— About this exercise —
Report each line of the data that includes the word "Alvarez".

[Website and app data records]
========
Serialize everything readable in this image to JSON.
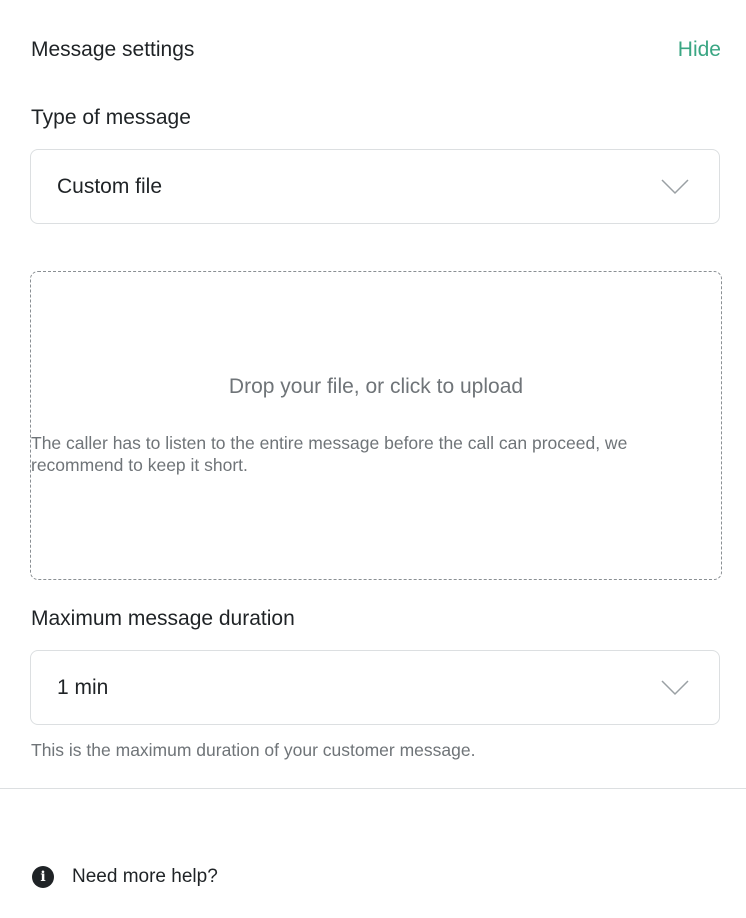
{
  "header": {
    "title": "Message settings",
    "hide_label": "Hide"
  },
  "message_type": {
    "label": "Type of message",
    "value": "Custom file",
    "icon": "chevron-down-icon"
  },
  "upload": {
    "title": "Drop your file, or click to upload",
    "hint": "The caller has to listen to the entire message before the call can proceed, we recommend to keep it short."
  },
  "duration": {
    "label": "Maximum message duration",
    "value": "1 min",
    "icon": "chevron-down-icon",
    "help_text": "This is the maximum duration of your customer message."
  },
  "footer": {
    "help_label": "Need more help?",
    "help_icon_glyph": "i",
    "help_icon": "info-icon"
  },
  "colors": {
    "accent": "#3aa683",
    "text": "#1f2326",
    "muted": "#6f7478",
    "border": "#dcdfe1"
  }
}
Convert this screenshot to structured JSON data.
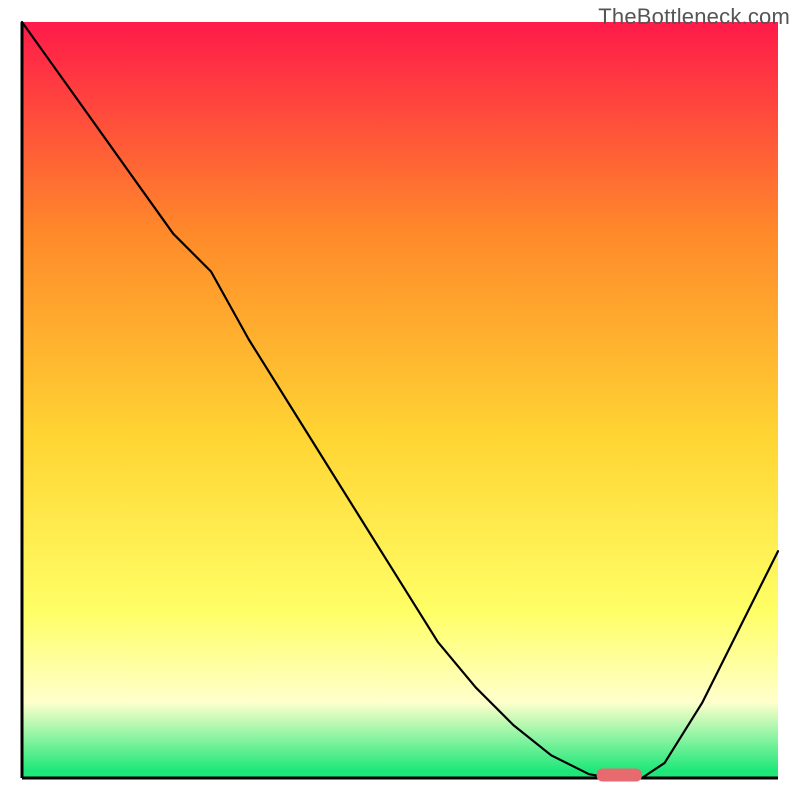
{
  "watermark": "TheBottleneck.com",
  "colors": {
    "gradient_top": "#ff1a4a",
    "gradient_upper_mid": "#ff8a2a",
    "gradient_mid": "#ffd533",
    "gradient_lower_mid": "#ffff66",
    "gradient_pale": "#ffffcc",
    "gradient_green": "#1fe87a",
    "curve": "#000000",
    "marker": "#e66a6e",
    "axis": "#000000"
  },
  "chart_data": {
    "type": "line",
    "title": "",
    "xlabel": "",
    "ylabel": "",
    "x": [
      0.0,
      0.05,
      0.1,
      0.15,
      0.2,
      0.25,
      0.3,
      0.35,
      0.4,
      0.45,
      0.5,
      0.55,
      0.6,
      0.65,
      0.7,
      0.75,
      0.78,
      0.8,
      0.82,
      0.85,
      0.9,
      0.95,
      1.0
    ],
    "values": [
      1.0,
      0.93,
      0.86,
      0.79,
      0.72,
      0.67,
      0.58,
      0.5,
      0.42,
      0.34,
      0.26,
      0.18,
      0.12,
      0.07,
      0.03,
      0.005,
      0.0,
      0.0,
      0.0,
      0.02,
      0.1,
      0.2,
      0.3
    ],
    "xlim": [
      0,
      1
    ],
    "ylim": [
      0,
      1
    ],
    "marker": {
      "x_start": 0.76,
      "x_end": 0.82,
      "y": 0.004
    },
    "annotations": []
  }
}
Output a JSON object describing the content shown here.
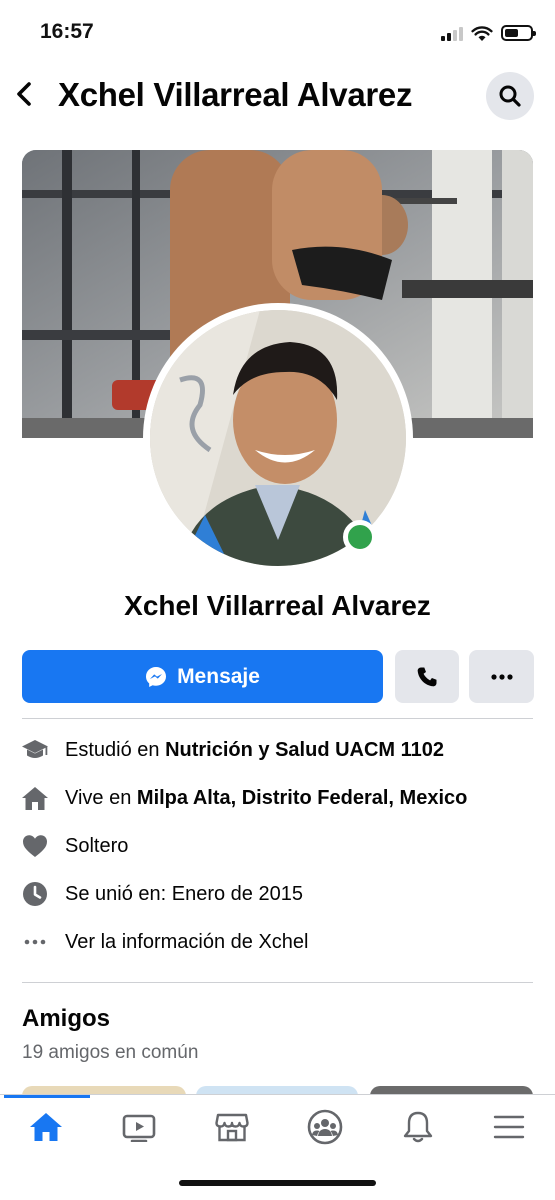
{
  "status_bar": {
    "time": "16:57"
  },
  "header": {
    "title": "Xchel Villarreal Alvarez"
  },
  "profile": {
    "name": "Xchel Villarreal Alvarez",
    "online": true
  },
  "actions": {
    "message_label": "Mensaje"
  },
  "details": {
    "education": {
      "prefix": "Estudió en ",
      "value": "Nutrición y Salud UACM 1102",
      "icon": "graduation-cap-icon"
    },
    "lives": {
      "prefix": "Vive en ",
      "value": "Milpa Alta, Distrito Federal, Mexico",
      "icon": "home-icon"
    },
    "relationship": {
      "text": "Soltero",
      "icon": "heart-icon"
    },
    "joined": {
      "text": "Se unió en: Enero de 2015",
      "icon": "clock-icon"
    },
    "see_more": {
      "text": "Ver la información de Xchel",
      "icon": "ellipsis-icon"
    }
  },
  "friends": {
    "title": "Amigos",
    "subtitle": "19 amigos en común"
  },
  "bottom_nav": {
    "items": [
      "home-icon",
      "video-icon",
      "marketplace-icon",
      "groups-icon",
      "bell-icon",
      "menu-icon"
    ],
    "active": "home-icon"
  },
  "colors": {
    "accent": "#1877f2",
    "online": "#31a24c",
    "button_gray": "#e4e6eb",
    "secondary_text": "#65676b"
  }
}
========
— Task solution —
    "title": "Xchel Villarreal Alvarez"
    "name": "Xchel Villarreal Alvarez",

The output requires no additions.